(Records from a data source)
|---|
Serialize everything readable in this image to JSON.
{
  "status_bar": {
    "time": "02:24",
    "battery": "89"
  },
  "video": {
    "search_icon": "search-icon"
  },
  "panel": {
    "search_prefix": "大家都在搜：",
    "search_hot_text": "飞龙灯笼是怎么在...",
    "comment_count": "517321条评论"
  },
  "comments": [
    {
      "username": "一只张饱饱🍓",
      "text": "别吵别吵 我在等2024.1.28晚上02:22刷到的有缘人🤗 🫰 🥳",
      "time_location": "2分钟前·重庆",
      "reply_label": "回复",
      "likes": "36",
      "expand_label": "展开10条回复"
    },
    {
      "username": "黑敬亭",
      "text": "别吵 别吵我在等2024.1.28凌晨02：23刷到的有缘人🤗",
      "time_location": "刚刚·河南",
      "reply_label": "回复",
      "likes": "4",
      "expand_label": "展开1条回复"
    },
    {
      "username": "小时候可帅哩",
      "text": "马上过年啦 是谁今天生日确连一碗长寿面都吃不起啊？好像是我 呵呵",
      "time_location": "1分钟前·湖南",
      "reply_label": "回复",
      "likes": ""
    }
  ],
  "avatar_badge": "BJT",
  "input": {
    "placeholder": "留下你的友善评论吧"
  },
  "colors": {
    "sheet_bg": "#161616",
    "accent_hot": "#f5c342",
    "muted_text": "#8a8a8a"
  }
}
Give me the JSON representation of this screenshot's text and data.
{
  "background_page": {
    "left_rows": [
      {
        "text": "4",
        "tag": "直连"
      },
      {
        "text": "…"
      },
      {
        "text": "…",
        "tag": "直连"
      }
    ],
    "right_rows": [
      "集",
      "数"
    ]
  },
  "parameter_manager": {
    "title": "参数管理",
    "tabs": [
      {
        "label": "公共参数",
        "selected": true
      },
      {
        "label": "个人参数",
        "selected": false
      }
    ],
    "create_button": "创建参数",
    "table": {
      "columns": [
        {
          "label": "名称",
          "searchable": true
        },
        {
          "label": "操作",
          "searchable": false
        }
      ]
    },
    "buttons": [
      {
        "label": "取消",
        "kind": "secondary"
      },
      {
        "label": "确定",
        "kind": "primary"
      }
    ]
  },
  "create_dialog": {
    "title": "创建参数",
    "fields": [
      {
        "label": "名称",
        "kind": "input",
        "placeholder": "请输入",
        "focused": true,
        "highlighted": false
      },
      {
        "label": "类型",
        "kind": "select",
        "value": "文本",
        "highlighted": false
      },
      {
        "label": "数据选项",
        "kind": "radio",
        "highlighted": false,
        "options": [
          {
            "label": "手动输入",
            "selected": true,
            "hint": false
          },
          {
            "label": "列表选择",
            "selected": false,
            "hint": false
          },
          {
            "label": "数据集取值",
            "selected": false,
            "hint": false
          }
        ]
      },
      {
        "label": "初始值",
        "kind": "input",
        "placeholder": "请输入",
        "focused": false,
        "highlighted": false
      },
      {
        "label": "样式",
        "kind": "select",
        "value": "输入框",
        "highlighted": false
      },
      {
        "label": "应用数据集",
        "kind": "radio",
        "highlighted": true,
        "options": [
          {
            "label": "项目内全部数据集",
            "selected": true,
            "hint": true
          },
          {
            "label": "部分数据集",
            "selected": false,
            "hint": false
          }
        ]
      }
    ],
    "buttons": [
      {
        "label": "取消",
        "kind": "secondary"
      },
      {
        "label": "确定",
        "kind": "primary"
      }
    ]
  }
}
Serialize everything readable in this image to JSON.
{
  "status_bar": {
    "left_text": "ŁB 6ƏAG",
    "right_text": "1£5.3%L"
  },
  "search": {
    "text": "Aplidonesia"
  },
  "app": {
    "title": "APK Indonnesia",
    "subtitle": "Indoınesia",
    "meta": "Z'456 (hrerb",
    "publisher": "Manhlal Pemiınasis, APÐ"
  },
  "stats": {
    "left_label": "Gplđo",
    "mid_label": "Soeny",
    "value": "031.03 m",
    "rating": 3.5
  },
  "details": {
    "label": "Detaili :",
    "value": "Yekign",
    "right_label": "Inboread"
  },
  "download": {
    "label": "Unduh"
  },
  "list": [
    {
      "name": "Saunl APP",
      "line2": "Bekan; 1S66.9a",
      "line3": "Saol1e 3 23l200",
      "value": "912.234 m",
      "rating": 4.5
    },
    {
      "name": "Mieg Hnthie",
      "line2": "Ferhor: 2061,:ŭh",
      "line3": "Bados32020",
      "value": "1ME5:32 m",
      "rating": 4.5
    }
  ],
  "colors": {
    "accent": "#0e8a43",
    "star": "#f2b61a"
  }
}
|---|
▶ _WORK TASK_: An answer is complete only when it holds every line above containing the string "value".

▶ _ANSWER BOX_:
        "value": "文本",
        "value": "输入框",
    "value": "031.03 m",
    "value": "Yekign",
      "value": "912.234 m",
      "value": "1ME5:32 m",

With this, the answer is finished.